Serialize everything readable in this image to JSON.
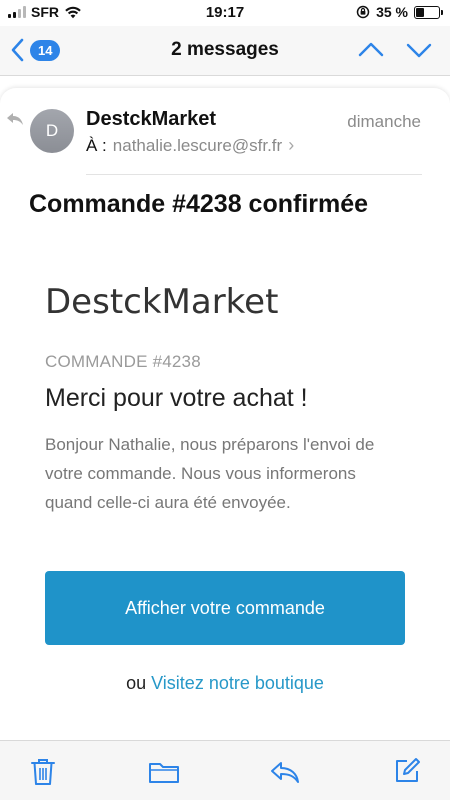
{
  "status_bar": {
    "carrier": "SFR",
    "time": "19:17",
    "battery_percent": "35 %",
    "battery_level": 0.35,
    "icons": [
      "signal-icon",
      "wifi-icon",
      "orientation-lock-icon",
      "battery-icon"
    ]
  },
  "nav": {
    "unread_count": "14",
    "title": "2 messages",
    "icons": [
      "back-chevron-icon",
      "previous-message-icon",
      "next-message-icon"
    ]
  },
  "email": {
    "avatar_initial": "D",
    "sender": "DestckMarket",
    "date": "dimanche",
    "to_label": "À :",
    "to_address": "nathalie.lescure@sfr.fr",
    "subject": "Commande #4238 confirmée"
  },
  "body": {
    "brand": "DestckMarket",
    "order_label": "COMMANDE #4238",
    "thanks": "Merci pour votre achat !",
    "message": "Bonjour Nathalie, nous préparons l'envoi de votre commande. Nous vous informerons quand celle-ci aura été envoyée.",
    "cta_label": "Afficher votre commande",
    "or_text": "ou",
    "shop_link": "Visitez notre boutique"
  },
  "toolbar": {
    "icons": [
      "trash-icon",
      "folder-icon",
      "reply-icon",
      "compose-icon"
    ]
  },
  "colors": {
    "ios_blue": "#2d84e8",
    "cta_blue": "#1f93c9",
    "link_blue": "#2798c8"
  }
}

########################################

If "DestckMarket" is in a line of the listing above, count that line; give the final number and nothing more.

2